--- Exercise brief ---
Every entry that appears below is to be output exactly.

--- Data to examine ---

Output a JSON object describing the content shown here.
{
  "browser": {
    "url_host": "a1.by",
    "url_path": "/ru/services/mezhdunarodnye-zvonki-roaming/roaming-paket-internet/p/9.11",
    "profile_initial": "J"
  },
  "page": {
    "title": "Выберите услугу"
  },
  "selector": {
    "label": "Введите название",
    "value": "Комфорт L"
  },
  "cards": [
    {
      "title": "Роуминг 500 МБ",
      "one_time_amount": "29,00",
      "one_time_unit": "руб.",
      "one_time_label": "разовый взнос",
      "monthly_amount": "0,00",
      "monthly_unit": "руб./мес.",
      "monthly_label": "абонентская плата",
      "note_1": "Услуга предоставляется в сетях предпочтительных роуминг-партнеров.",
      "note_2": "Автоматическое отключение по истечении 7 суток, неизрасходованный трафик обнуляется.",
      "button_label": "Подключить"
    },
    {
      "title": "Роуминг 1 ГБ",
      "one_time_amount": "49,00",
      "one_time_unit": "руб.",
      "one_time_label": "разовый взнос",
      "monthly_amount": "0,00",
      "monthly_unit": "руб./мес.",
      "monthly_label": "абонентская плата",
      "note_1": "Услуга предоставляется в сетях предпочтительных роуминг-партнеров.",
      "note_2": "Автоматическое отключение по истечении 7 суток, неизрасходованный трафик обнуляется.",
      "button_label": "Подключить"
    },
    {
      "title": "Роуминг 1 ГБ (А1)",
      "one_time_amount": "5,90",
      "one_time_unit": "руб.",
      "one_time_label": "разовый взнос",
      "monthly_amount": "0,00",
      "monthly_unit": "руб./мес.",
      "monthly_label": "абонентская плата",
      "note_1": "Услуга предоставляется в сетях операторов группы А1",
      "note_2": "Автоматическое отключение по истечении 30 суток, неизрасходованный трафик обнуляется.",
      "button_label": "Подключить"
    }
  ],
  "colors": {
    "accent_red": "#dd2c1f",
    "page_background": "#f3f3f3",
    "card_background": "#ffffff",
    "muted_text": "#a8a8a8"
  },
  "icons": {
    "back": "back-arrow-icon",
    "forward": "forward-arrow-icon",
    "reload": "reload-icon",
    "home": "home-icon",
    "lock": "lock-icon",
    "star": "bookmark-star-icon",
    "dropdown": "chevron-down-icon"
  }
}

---

--- Problem solution ---
Output a JSON object describing the content shown here.
{
  "browser": {
    "url_host": "a1.by",
    "url_path": "/ru/services/mezhdunarodnye-zvonki-roaming/roaming-paket-internet/p/9.11",
    "profile_initial": "J"
  },
  "page": {
    "title": "Выберите услугу"
  },
  "selector": {
    "label": "Введите название",
    "value": "Комфорт L"
  },
  "cards": [
    {
      "title": "Роуминг 500 МБ",
      "one_time_amount": "29,00",
      "one_time_unit": "руб.",
      "one_time_label": "разовый взнос",
      "monthly_amount": "0,00",
      "monthly_unit": "руб./мес.",
      "monthly_label": "абонентская плата",
      "note_1": "Услуга предоставляется в сетях предпочтительных роуминг-партнеров.",
      "note_2": "Автоматическое отключение по истечении 7 суток, неизрасходованный трафик обнуляется.",
      "button_label": "Подключить"
    },
    {
      "title": "Роуминг 1 ГБ",
      "one_time_amount": "49,00",
      "one_time_unit": "руб.",
      "one_time_label": "разовый взнос",
      "monthly_amount": "0,00",
      "monthly_unit": "руб./мес.",
      "monthly_label": "абонентская плата",
      "note_1": "Услуга предоставляется в сетях предпочтительных роуминг-партнеров.",
      "note_2": "Автоматическое отключение по истечении 7 суток, неизрасходованный трафик обнуляется.",
      "button_label": "Подключить"
    },
    {
      "title": "Роуминг 1 ГБ (А1)",
      "one_time_amount": "5,90",
      "one_time_unit": "руб.",
      "one_time_label": "разовый взнос",
      "monthly_amount": "0,00",
      "monthly_unit": "руб./мес.",
      "monthly_label": "абонентская плата",
      "note_1": "Услуга предоставляется в сетях операторов группы А1",
      "note_2": "Автоматическое отключение по истечении 30 суток, неизрасходованный трафик обнуляется.",
      "button_label": "Подключить"
    }
  ],
  "colors": {
    "accent_red": "#dd2c1f",
    "page_background": "#f3f3f3",
    "card_background": "#ffffff",
    "muted_text": "#a8a8a8"
  },
  "icons": {
    "back": "back-arrow-icon",
    "forward": "forward-arrow-icon",
    "reload": "reload-icon",
    "home": "home-icon",
    "lock": "lock-icon",
    "star": "bookmark-star-icon",
    "dropdown": "chevron-down-icon"
  }
}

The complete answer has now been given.